The Adaptive Recreation Education Initiative originally launched to simply educate and inspire our communities about the available adaptive recreation programs and technologies in use today. However, as we collaboratively developed the initial content, a deeper message emerged through literary research and hundreds of conversations with DEI organizations and individuals affected by disabilities. The deeper message–the fundamental hurdle for individuals with disabilities to personally adopt a confident, no-limitations mindset is the surrounding culture of our collective apprehension towards the recreational “risk-taking” of adaptive adventurers.
The initiative’s project aims to educate and inform viewers about these pivotal cultural issues and available adaptive recreation resources by creating educational/informational media content and distributing the content across ITO’s entire educational network. The network will effectively reach communities throughout the nation through broadcast and public television, streaming services, and digital lesson content.

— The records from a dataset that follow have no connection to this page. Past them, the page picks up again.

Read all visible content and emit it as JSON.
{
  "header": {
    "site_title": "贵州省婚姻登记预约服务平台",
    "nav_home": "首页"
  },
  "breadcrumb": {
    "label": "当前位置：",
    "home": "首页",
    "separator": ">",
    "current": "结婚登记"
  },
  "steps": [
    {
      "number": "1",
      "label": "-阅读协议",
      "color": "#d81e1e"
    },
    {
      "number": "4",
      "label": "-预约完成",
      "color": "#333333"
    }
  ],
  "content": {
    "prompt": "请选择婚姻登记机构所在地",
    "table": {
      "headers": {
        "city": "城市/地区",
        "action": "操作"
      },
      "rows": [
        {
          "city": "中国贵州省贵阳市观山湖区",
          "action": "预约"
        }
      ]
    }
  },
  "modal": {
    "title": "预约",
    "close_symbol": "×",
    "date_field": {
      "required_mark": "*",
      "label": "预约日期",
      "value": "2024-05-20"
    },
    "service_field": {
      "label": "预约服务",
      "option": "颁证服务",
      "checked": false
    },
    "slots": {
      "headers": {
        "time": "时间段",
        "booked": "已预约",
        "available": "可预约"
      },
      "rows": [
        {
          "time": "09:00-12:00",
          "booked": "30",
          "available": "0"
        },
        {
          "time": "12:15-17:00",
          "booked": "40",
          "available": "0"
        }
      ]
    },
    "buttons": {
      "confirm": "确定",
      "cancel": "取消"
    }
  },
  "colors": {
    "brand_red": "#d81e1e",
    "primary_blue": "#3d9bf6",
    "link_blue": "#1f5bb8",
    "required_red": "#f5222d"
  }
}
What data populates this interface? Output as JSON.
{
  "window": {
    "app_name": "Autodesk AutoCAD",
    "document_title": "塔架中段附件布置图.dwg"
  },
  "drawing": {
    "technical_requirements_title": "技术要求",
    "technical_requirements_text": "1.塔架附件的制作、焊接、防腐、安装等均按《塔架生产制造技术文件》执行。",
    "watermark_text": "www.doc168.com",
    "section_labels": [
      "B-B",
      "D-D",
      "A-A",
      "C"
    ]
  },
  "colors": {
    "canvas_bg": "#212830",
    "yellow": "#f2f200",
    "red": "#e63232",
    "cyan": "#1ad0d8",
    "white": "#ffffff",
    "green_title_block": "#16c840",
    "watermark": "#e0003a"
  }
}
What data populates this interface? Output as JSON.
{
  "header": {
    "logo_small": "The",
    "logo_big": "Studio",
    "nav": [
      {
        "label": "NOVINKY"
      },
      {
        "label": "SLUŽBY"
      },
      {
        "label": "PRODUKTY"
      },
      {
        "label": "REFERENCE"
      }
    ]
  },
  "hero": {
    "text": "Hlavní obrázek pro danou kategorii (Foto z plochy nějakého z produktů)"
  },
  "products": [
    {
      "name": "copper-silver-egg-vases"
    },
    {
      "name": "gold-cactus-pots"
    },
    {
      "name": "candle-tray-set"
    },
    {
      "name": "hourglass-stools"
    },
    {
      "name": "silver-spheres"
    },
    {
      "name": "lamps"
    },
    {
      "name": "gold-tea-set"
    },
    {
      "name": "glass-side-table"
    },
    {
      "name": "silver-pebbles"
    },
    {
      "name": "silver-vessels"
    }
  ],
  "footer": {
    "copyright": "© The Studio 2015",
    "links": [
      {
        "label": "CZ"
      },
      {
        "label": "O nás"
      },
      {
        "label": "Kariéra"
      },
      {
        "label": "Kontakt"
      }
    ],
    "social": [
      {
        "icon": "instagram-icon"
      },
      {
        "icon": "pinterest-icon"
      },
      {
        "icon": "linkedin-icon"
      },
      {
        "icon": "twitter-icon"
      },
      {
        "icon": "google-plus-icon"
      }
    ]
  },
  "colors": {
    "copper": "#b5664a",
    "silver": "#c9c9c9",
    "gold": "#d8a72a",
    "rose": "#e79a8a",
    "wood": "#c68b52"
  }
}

1) The first goal of the project is to address and mitigate this cultural phenomenon that creates recreational exclusion for individuals with disabilities. Specifically, we will interview impacted individuals and organizations who can authentically express how the interpersonal misgivings from peers, guardians, and educators evolve to create debilitating personal limitations and self-doubt.
2) The second goal is to inspire underserved individuals by informing them about the exhilaration, enrichment, and empowerment discovered through outdoor recreational activities. Furthermore, we will educate all individuals about the availability of adaptive service organizations and technologies that help people with disabilities deepen their relationship with nature and gain deserved, recreational access. To do so, we will showcase model examples of adventurers, activities, programs, and technologies by sharing the perspectives of inspirational individuals and adaptive recreation organizations.
3) The third goal is to inform everyone about why and how to be involved in outdoor inclusion causes: volunteering, donating, working with/as an adaptive recreation organization, and the simplest way to be involved, being a social advocate for outdoor inclusion. Our third goal and message will resonate throughout the episodes as we interview social inclusive advocates and explore and discover adaptive recreational services and technologies across the country.
Skiing…biking… paddling… hiking… the list of activities has no foreseeable end. The adaptive activities are the center showpiece as dozens of individuals and organizations thread the action by sharing their unique, yet connected perspectives to explain how they cultivate personal confidence and independence through outdoor recreation. By sharing stories from different perspectives, inspirational individuals, adaptive recreation organizations, and funding organizations, the underlying messages will remain cohesive, consistent, and gain cumulative credibility.
As we entertain and educate our audience with thought-provoking interviews, exhilarating action sequences, and philosophical perspectives, we will also focus to creatively intertwine the curriculum standards of STEAM as educational components to engage multiple learning styles and interests in the classroom.